"Typical Canadian team. They learn to avoid a fight before they learn to skate."
This is the problem with having the Stanley Cup south of the border year after year, and why it is lost on cities like Boston. That guy probably doesn't realize where all the best players on the Boston Bruins, with a couple exceptions in goal and one big one on the blueline, come from.
It reminds me of a story my father-in-law told me when he was living in Denver. He is a wonderful story-teller, something I definitely am not, but I will try to do the story justice. He is from Saskatchewan - an American friend in Denver was engaging in a little 'trash talk' for fun, claiming that despite Canada thinking it is the best at hockey, all the best hockey players in the NHL were American. My father-in-law asked what he meant by that - his American friend insisted that he should look at the Detroit Red Wings as an example - what about that fellow Gordie Howe of the Detroit Red Wings? He thought that because Howe played for Detroit, he must be from Detroit. My father-in-law shared with him that Gordie Howe is actually from Floral, Saskatchewan. His friend didn't believe it - couldn't believe it. There was no Google in those days to resolve the question quickly, but needless to say, there are a lot of great hockey players from Saskatchewan, despite the fact they have never had an NHL team. That is another story in itself, no thanks to Harold Ballard, but Google NHL players from Boston and compare them to Saskatoon, or Vancouver - Canadian cities could ice teams as good as the US National team. I realize that comment was referring to Canadian teams in the NHL, but regardless, Thornton is from Ontario - people from Boston aren't necessarily very hockey literate. The best player in the NHL born in Massachusetts is the Vancouver Canuck who got the win in Boston on Saturday. The city of Vancouver has spawned players like Joe Sakic, Paul Kariya, Brent Seabrook, Peter McNab, Glenn Anderson, Andrew Ladd, Darcy Rota...extend it to BC and you can add guys like Steve Yzerman, Cam Neely and Mark Recchi to that list. The Stanley Cup belongs in Canadian cities more than it does places like Tampa Bay, Carolina, or Dallas. Google players that were born in those cities.

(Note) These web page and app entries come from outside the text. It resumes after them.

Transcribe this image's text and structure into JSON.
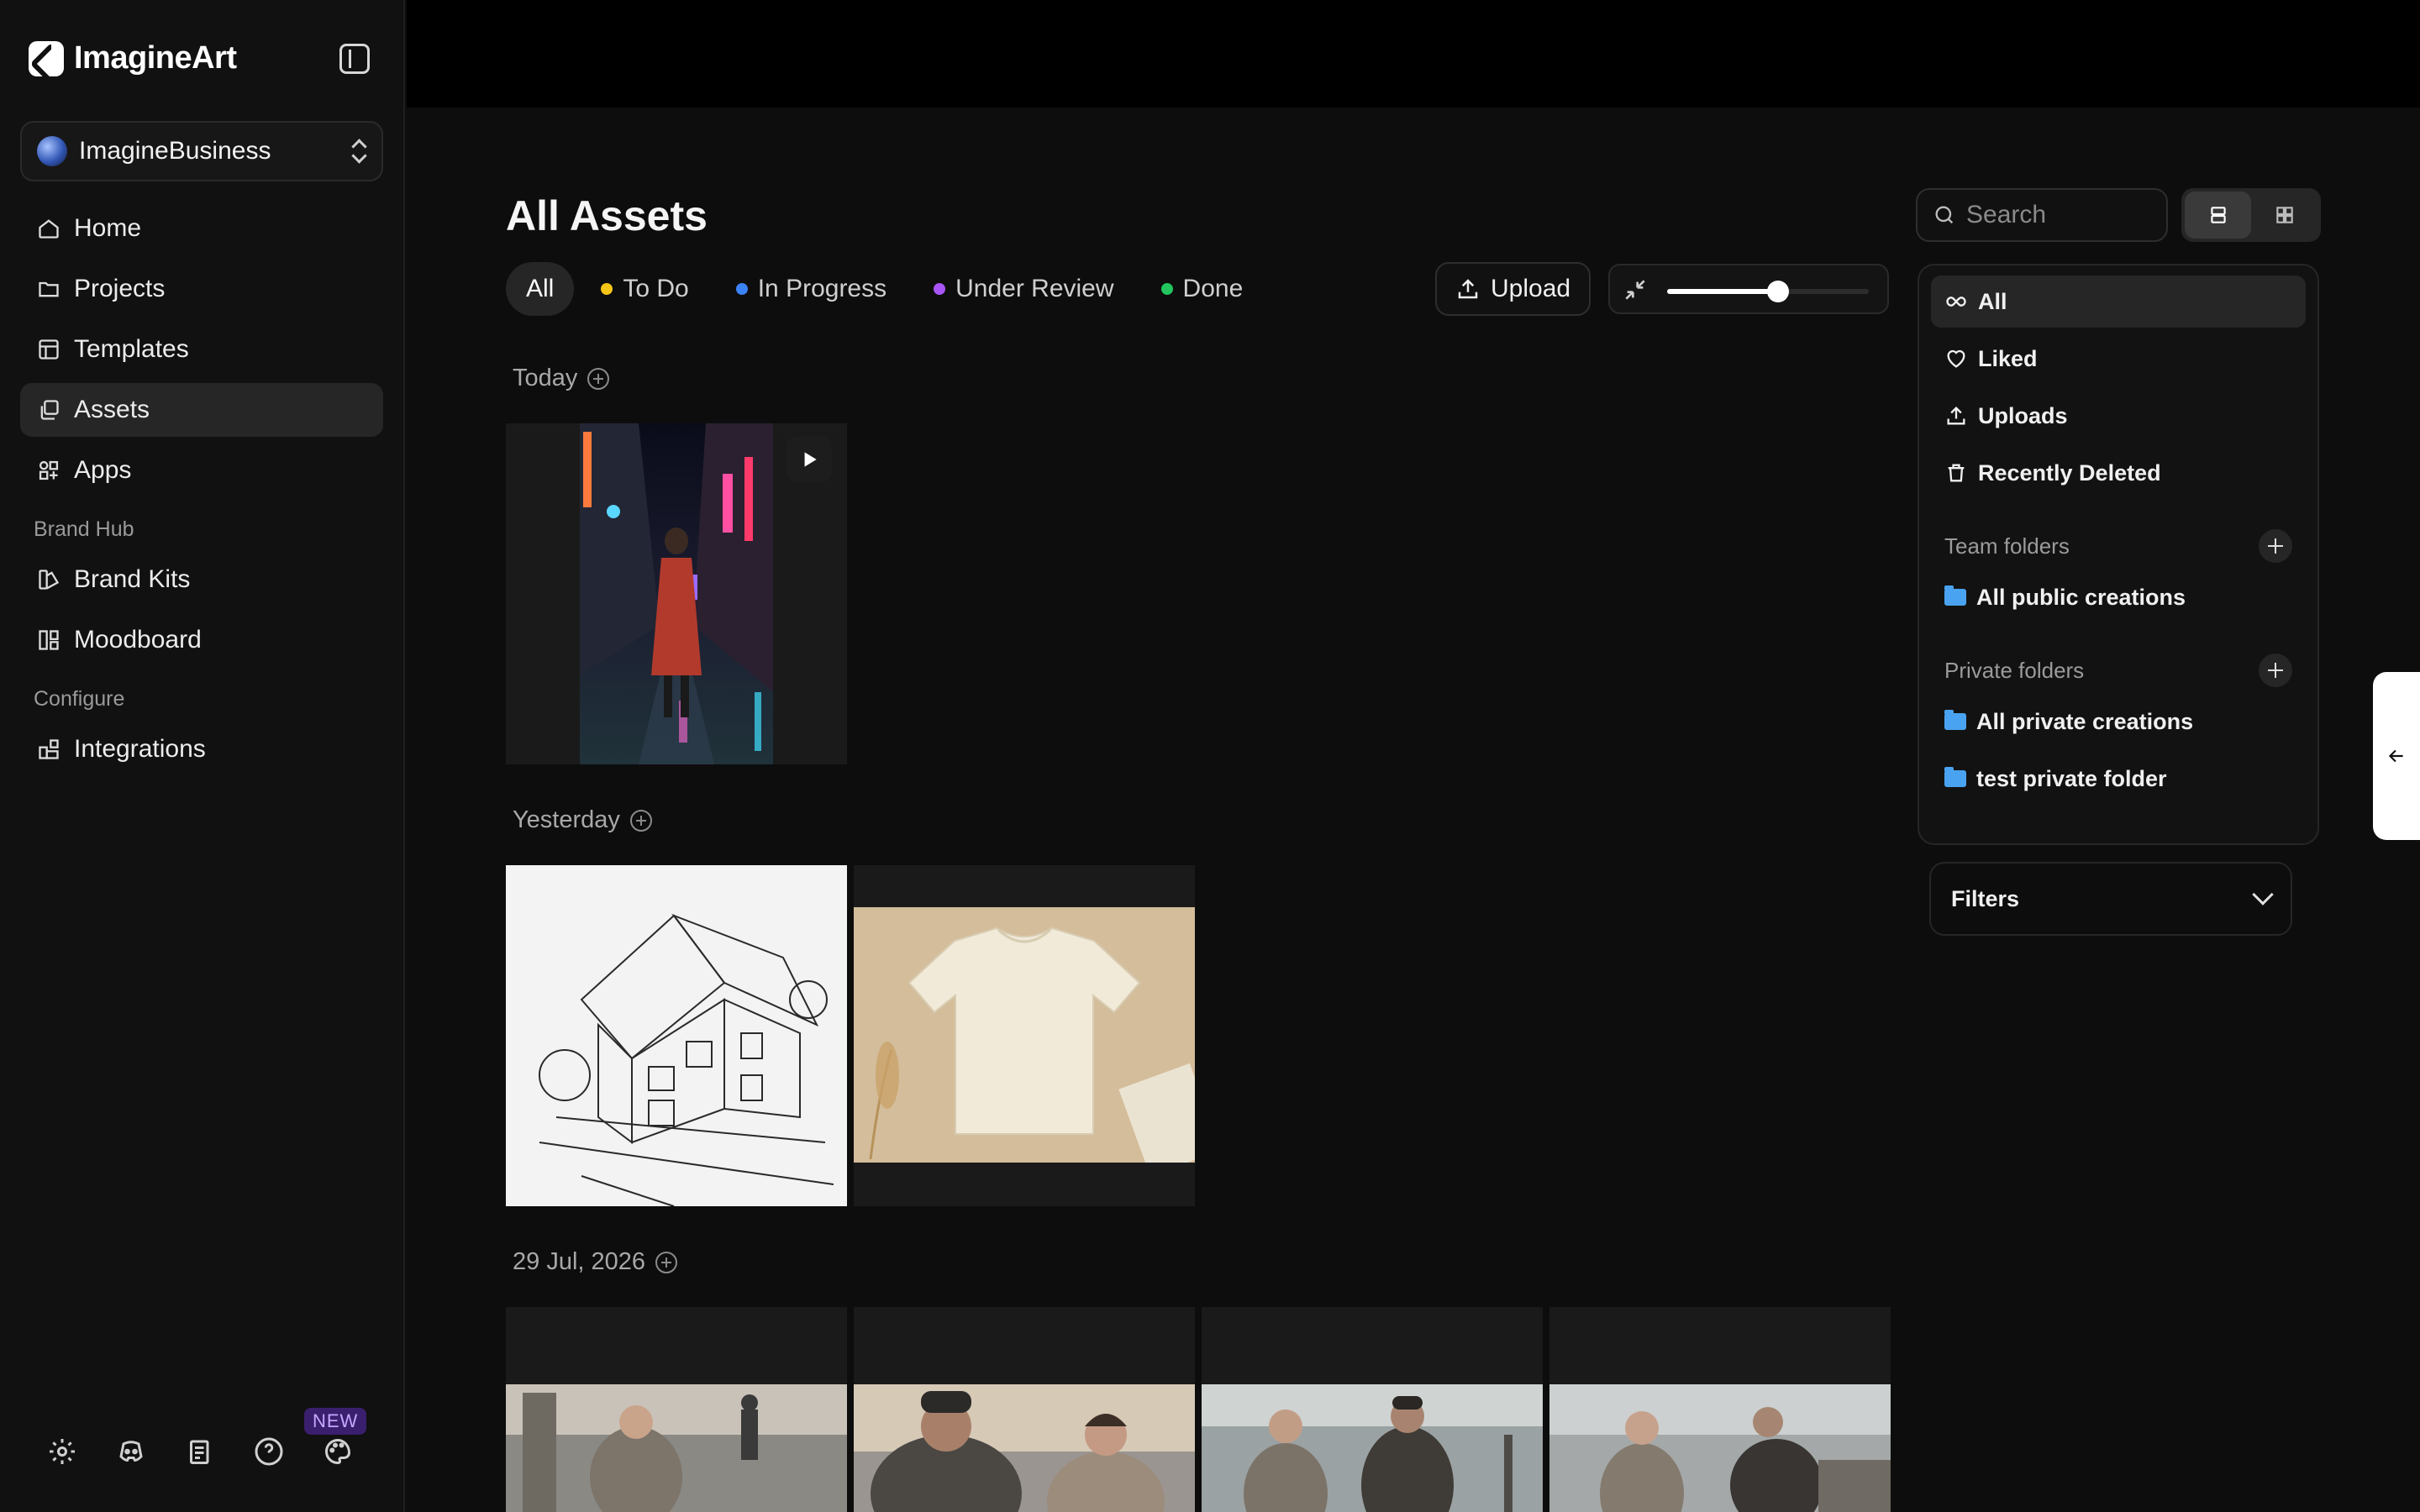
{
  "app": {
    "name": "ImagineArt"
  },
  "workspace": {
    "name": "ImagineBusiness"
  },
  "nav": {
    "primary": [
      {
        "label": "Home",
        "icon": "home-icon"
      },
      {
        "label": "Projects",
        "icon": "folder-icon"
      },
      {
        "label": "Templates",
        "icon": "template-icon"
      },
      {
        "label": "Assets",
        "icon": "assets-icon",
        "active": true
      },
      {
        "label": "Apps",
        "icon": "apps-icon"
      }
    ],
    "brand_hub": {
      "label": "Brand Hub",
      "items": [
        {
          "label": "Brand Kits",
          "icon": "brand-kit-icon"
        },
        {
          "label": "Moodboard",
          "icon": "moodboard-icon"
        }
      ]
    },
    "configure": {
      "label": "Configure",
      "items": [
        {
          "label": "Integrations",
          "icon": "integrations-icon"
        }
      ]
    }
  },
  "footer": {
    "new_badge": "NEW",
    "icons": [
      "settings-icon",
      "discord-icon",
      "docs-icon",
      "help-icon",
      "palette-icon"
    ]
  },
  "main": {
    "title": "All Assets",
    "status_tabs": [
      {
        "label": "All",
        "active": true
      },
      {
        "label": "To Do",
        "color": "#f5c518"
      },
      {
        "label": "In Progress",
        "color": "#3b82f6"
      },
      {
        "label": "Under Review",
        "color": "#a855f7"
      },
      {
        "label": "Done",
        "color": "#22c55e"
      }
    ],
    "upload_label": "Upload",
    "zoom_level": 0.55,
    "groups": [
      {
        "label": "Today",
        "assets": [
          {
            "type": "video",
            "subject": "woman-neon-street"
          }
        ]
      },
      {
        "label": "Yesterday",
        "assets": [
          {
            "type": "image",
            "subject": "house-sketch"
          },
          {
            "type": "image",
            "subject": "tshirt-mockup"
          }
        ]
      },
      {
        "label": "29 Jul, 2026",
        "assets": [
          {
            "type": "image",
            "subject": "harbor-scene"
          },
          {
            "type": "image",
            "subject": "harbor-scene"
          },
          {
            "type": "image",
            "subject": "harbor-scene"
          },
          {
            "type": "image",
            "subject": "harbor-scene"
          }
        ]
      }
    ]
  },
  "right_panel": {
    "search_placeholder": "Search",
    "items": [
      {
        "label": "All",
        "icon": "infinity-icon",
        "active": true
      },
      {
        "label": "Liked",
        "icon": "heart-icon"
      },
      {
        "label": "Uploads",
        "icon": "upload-icon"
      },
      {
        "label": "Recently Deleted",
        "icon": "trash-icon"
      }
    ],
    "team_folders": {
      "label": "Team folders",
      "items": [
        "All public creations"
      ]
    },
    "private_folders": {
      "label": "Private folders",
      "items": [
        "All private creations",
        "test private folder"
      ]
    },
    "filters_label": "Filters"
  }
}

This is part of the reason why the hating aspect is getting carried away. Lucic is from Vancouver, Mike Gillis played in Boston, Schneider is from Boston, etc, etc. The hate is taking on a life of its own, one that in my mind, is taking away from the game itself. It is a game. These are cities and teams - they are not nations, or even real identities. The idea of hating or equating Canadian teams in general as teams that don't stand up for themselves - that is about as ignorant as hockey commentary could possibly get. I understand the Bruins needs to hype the sport in order to get attention in their market - they have the Patriots, Celtics and Red Sox to compete with - but the method is simply bad hockey 'karma'.
I have to admit, there was a time when the Vancouver sports media were possibly the worst in the business- the endless chipping away at the home teams that guys like Neil McRae and Gallagher engaged in never seemed to cease. I also have to admit however, that as annoying as I found Gallagher, he has improved with age, despite the fact he may not have been at his best when Thornton, again, surprisingly jumped in, in this case in the discussion on Comcast SportsNet New England's Sticks and Stones.

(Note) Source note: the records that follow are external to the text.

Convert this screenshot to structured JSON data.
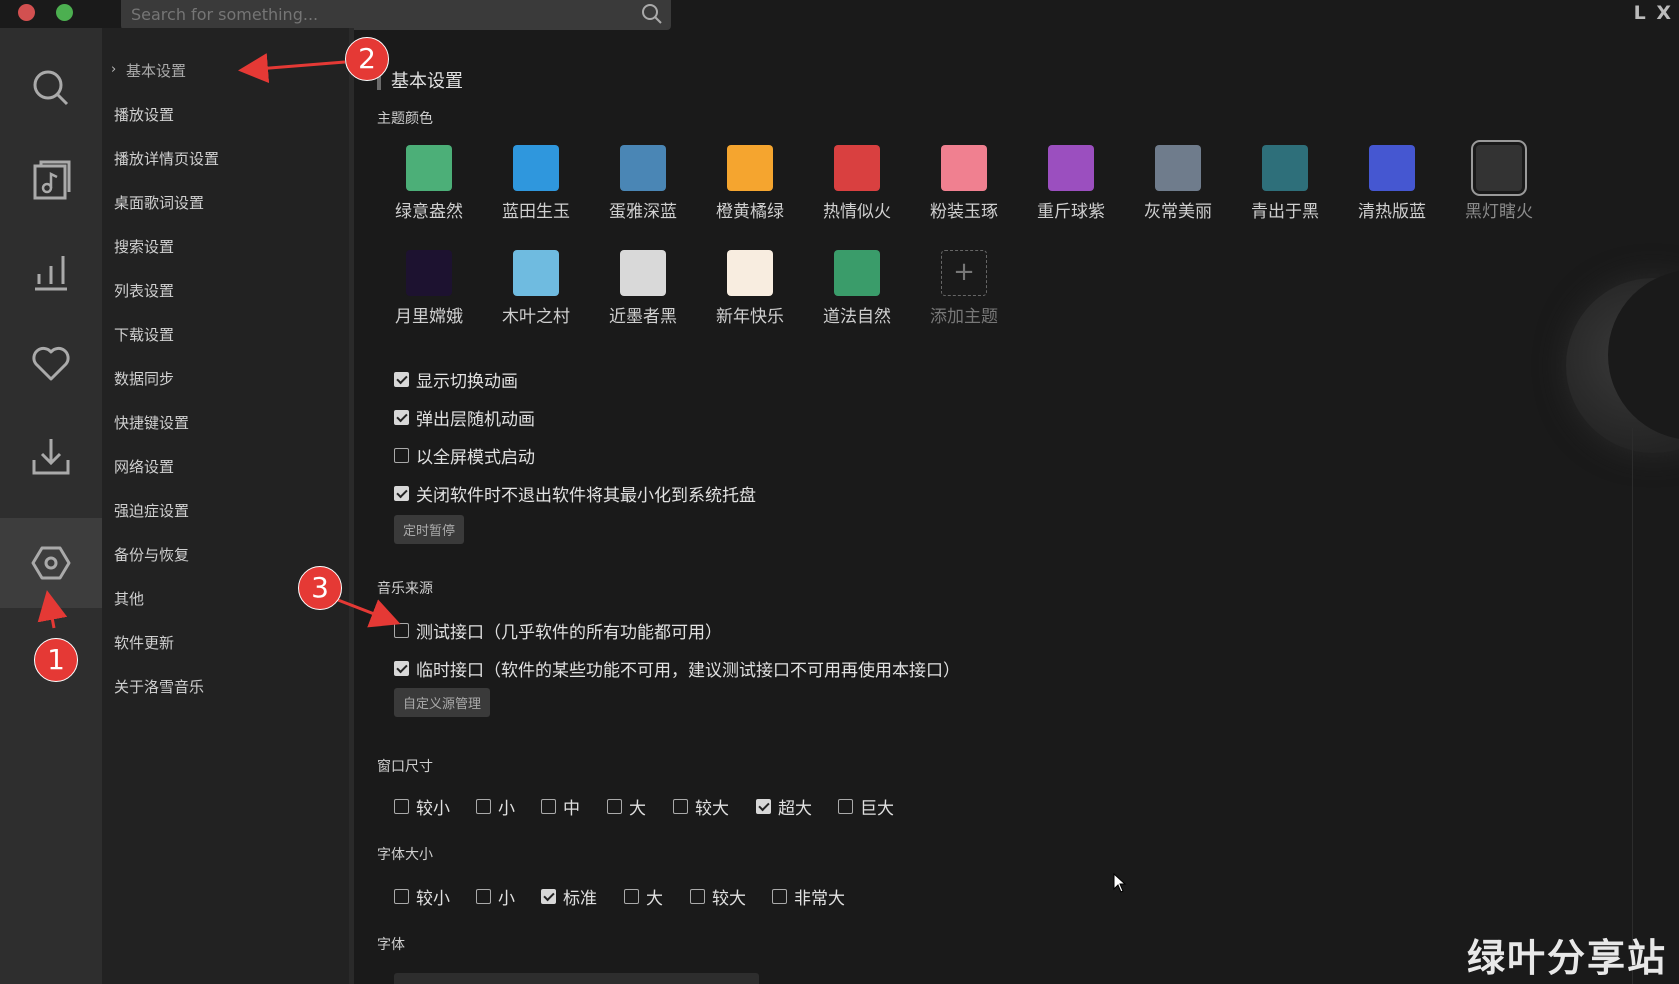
{
  "window": {
    "search_placeholder": "Search for something...",
    "controls": "L X",
    "traffic_colors": [
      "#d25050",
      "#4caf50"
    ]
  },
  "rail": {
    "items": [
      {
        "icon": "search-icon"
      },
      {
        "icon": "music-note-icon"
      },
      {
        "icon": "chart-bars-icon"
      },
      {
        "icon": "heart-icon"
      },
      {
        "icon": "download-icon"
      },
      {
        "icon": "settings-hexagon-icon",
        "active": true
      }
    ]
  },
  "menu": {
    "items": [
      {
        "label": "基本设置"
      },
      {
        "label": "播放设置"
      },
      {
        "label": "播放详情页设置"
      },
      {
        "label": "桌面歌词设置"
      },
      {
        "label": "搜索设置"
      },
      {
        "label": "列表设置"
      },
      {
        "label": "下载设置"
      },
      {
        "label": "数据同步"
      },
      {
        "label": "快捷键设置"
      },
      {
        "label": "网络设置"
      },
      {
        "label": "强迫症设置"
      },
      {
        "label": "备份与恢复"
      },
      {
        "label": "其他"
      },
      {
        "label": "软件更新"
      },
      {
        "label": "关于洛雪音乐"
      }
    ]
  },
  "main": {
    "heading": "基本设置",
    "theme_section": "主题颜色",
    "themes_row1": [
      {
        "label": "绿意盎然",
        "color": "#4caf78"
      },
      {
        "label": "蓝田生玉",
        "color": "#2f97dd"
      },
      {
        "label": "蛋雅深蓝",
        "color": "#4a86b5"
      },
      {
        "label": "橙黄橘绿",
        "color": "#f5a52f"
      },
      {
        "label": "热情似火",
        "color": "#d94040"
      },
      {
        "label": "粉装玉琢",
        "color": "#f08090"
      },
      {
        "label": "重斤球紫",
        "color": "#9b4fbf"
      },
      {
        "label": "灰常美丽",
        "color": "#6f7c8c"
      },
      {
        "label": "青出于黑",
        "color": "#2e6f7a"
      },
      {
        "label": "清热版蓝",
        "color": "#4557d1"
      },
      {
        "label": "黑灯瞎火",
        "color": "#333333"
      }
    ],
    "themes_row2": [
      {
        "label": "月里嫦娥",
        "color": "#1d1230"
      },
      {
        "label": "木叶之村",
        "color": "#6fbbe0"
      },
      {
        "label": "近墨者黑",
        "color": "#d9d9d9"
      },
      {
        "label": "新年快乐",
        "color": "#f8ede0"
      },
      {
        "label": "道法自然",
        "color": "#3a9c6a"
      }
    ],
    "add_theme": "添加主题",
    "checks_basic": [
      {
        "label": "显示切换动画",
        "checked": true
      },
      {
        "label": "弹出层随机动画",
        "checked": true
      },
      {
        "label": "以全屏模式启动",
        "checked": false
      },
      {
        "label": "关闭软件时不退出软件将其最小化到系统托盘",
        "checked": true
      }
    ],
    "timer_button": "定时暂停",
    "source_section": "音乐来源",
    "sources": [
      {
        "label": "测试接口（几乎软件的所有功能都可用）",
        "checked": false
      },
      {
        "label": "临时接口（软件的某些功能不可用，建议测试接口不可用再使用本接口）",
        "checked": true
      }
    ],
    "custom_source_button": "自定义源管理",
    "window_size_section": "窗口尺寸",
    "window_sizes": [
      {
        "label": "较小",
        "checked": false
      },
      {
        "label": "小",
        "checked": false
      },
      {
        "label": "中",
        "checked": false
      },
      {
        "label": "大",
        "checked": false
      },
      {
        "label": "较大",
        "checked": false
      },
      {
        "label": "超大",
        "checked": true
      },
      {
        "label": "巨大",
        "checked": false
      }
    ],
    "font_size_section": "字体大小",
    "font_sizes": [
      {
        "label": "较小",
        "checked": false
      },
      {
        "label": "小",
        "checked": false
      },
      {
        "label": "标准",
        "checked": true
      },
      {
        "label": "大",
        "checked": false
      },
      {
        "label": "较大",
        "checked": false
      },
      {
        "label": "非常大",
        "checked": false
      }
    ],
    "font_section": "字体"
  },
  "annotations": {
    "badge1": "1",
    "badge2": "2",
    "badge3": "3"
  },
  "watermark": "绿叶分享站"
}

The Vancouver sports landscape shifted fundamentally with the emergence of Don Taylor and the ground-breaking Sportspage. The Canucks always had good radio coverage, but aside from that, the newspapers and talk-radio always seemed to be running everything down. It was the absolute opposite of Boston, where media seem rabidly in favour of their home teams. In Vancouver, nothing was ever good enough; the irony was that the level of sports journalism wasn't setting any standards that left them deserving any championship teams. Don Taylor deserves a lot of credit for creating a different tone, and from Sportspage to Sportsnet, Vancouver has benefitted ever since. To hear Gallagher standing up for the Canucks like that erases a few less favourable memories.